David Henry Jacobs (30 April 1888 – 6 June 1976) was a Welsh-born track and field sprinter.
He was the first British Jew to win an Olympic gold medal.He was born in Cardiff, to John Jacobs (previously Yaakov), who was a general dealer from London.
His athletics career started in London with Herne Hill Harriers in 1908.
His interest in athletics was aroused by watching the 1908 Olympic Games.
At the 1912 Summer Olympics in Stockholm, Jacobs won a gold medal as the first leg in the British 4 × 100 m relay team, in spite of finishing second behind the United States in the semifinals.
The United States was later disqualified for a fault in passing the baton, the same mistake made in the finals by the world record holder and main favourite German team.
Jacobs also competed in the 100m and 200m individual events, but was eliminated in the semifinals.Although many times a Welsh champion, Jacobs never succeeded in winning a AAA title.
He retired from active sport after World War I.He died suddenly in Aberconwy, aged 88, while on holiday from his London home.
His body was returned to London, where he was buried in a Jewish cemetery, at East Ham.
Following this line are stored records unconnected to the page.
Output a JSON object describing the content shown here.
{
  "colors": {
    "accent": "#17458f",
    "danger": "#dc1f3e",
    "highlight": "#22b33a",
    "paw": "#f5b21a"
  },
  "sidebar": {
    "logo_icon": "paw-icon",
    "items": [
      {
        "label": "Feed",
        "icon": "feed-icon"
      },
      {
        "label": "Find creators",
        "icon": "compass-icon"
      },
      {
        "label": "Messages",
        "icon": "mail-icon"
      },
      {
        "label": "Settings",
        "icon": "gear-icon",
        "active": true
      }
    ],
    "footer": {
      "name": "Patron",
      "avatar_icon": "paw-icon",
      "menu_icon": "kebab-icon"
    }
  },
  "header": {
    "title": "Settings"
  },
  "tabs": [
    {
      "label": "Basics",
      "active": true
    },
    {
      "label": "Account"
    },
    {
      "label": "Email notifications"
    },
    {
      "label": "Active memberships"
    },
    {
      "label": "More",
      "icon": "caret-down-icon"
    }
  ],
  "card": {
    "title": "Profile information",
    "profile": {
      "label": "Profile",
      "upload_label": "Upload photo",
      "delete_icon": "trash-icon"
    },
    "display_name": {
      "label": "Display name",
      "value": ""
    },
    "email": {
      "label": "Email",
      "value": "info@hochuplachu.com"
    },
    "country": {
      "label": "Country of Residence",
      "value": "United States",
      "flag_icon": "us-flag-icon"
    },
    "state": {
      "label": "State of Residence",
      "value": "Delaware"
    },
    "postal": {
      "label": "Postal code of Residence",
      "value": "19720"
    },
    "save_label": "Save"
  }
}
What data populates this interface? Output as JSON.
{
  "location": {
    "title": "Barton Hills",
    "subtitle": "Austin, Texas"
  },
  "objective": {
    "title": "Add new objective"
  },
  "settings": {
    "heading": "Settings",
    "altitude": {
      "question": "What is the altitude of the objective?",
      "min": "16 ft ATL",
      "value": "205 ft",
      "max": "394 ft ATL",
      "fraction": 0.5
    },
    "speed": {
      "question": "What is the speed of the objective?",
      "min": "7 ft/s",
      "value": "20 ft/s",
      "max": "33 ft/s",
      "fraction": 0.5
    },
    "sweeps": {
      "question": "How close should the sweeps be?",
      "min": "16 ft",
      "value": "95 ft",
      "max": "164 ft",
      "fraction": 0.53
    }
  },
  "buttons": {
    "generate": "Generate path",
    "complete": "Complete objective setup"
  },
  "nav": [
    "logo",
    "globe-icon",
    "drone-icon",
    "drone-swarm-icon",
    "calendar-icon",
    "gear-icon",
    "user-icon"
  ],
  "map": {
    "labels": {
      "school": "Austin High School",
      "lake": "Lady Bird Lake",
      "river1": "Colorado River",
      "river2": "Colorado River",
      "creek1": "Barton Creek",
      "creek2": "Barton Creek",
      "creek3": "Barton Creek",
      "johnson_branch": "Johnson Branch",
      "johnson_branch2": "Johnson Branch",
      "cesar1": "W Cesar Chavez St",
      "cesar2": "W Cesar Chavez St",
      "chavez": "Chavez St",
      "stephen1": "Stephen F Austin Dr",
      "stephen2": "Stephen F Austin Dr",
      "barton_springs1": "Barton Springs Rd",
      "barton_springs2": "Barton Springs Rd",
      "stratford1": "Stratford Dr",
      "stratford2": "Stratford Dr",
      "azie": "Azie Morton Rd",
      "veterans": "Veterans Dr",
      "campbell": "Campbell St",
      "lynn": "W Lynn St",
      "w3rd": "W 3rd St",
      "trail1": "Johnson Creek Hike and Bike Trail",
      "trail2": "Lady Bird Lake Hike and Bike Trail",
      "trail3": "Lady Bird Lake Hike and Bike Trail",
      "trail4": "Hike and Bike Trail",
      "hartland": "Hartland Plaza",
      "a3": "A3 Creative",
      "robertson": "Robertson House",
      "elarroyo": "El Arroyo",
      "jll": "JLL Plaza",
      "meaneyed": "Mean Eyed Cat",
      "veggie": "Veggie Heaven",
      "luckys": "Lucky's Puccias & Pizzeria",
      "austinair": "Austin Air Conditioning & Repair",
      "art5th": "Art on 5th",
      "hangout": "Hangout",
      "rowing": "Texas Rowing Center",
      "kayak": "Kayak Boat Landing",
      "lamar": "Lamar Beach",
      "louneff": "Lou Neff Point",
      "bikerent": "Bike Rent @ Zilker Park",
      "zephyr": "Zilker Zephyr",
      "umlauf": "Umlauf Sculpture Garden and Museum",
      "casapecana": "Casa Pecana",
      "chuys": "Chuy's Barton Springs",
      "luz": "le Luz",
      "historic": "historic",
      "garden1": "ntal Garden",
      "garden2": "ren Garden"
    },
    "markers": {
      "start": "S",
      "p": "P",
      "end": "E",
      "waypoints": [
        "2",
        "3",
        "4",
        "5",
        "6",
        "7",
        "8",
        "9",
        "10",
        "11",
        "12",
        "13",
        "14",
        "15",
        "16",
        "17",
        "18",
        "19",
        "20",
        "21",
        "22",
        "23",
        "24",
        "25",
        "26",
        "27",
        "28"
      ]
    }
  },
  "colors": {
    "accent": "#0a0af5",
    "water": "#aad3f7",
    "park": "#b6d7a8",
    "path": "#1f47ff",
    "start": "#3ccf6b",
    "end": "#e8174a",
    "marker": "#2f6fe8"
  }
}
At the time of his death he was Britain's oldest Olympic gold medalist.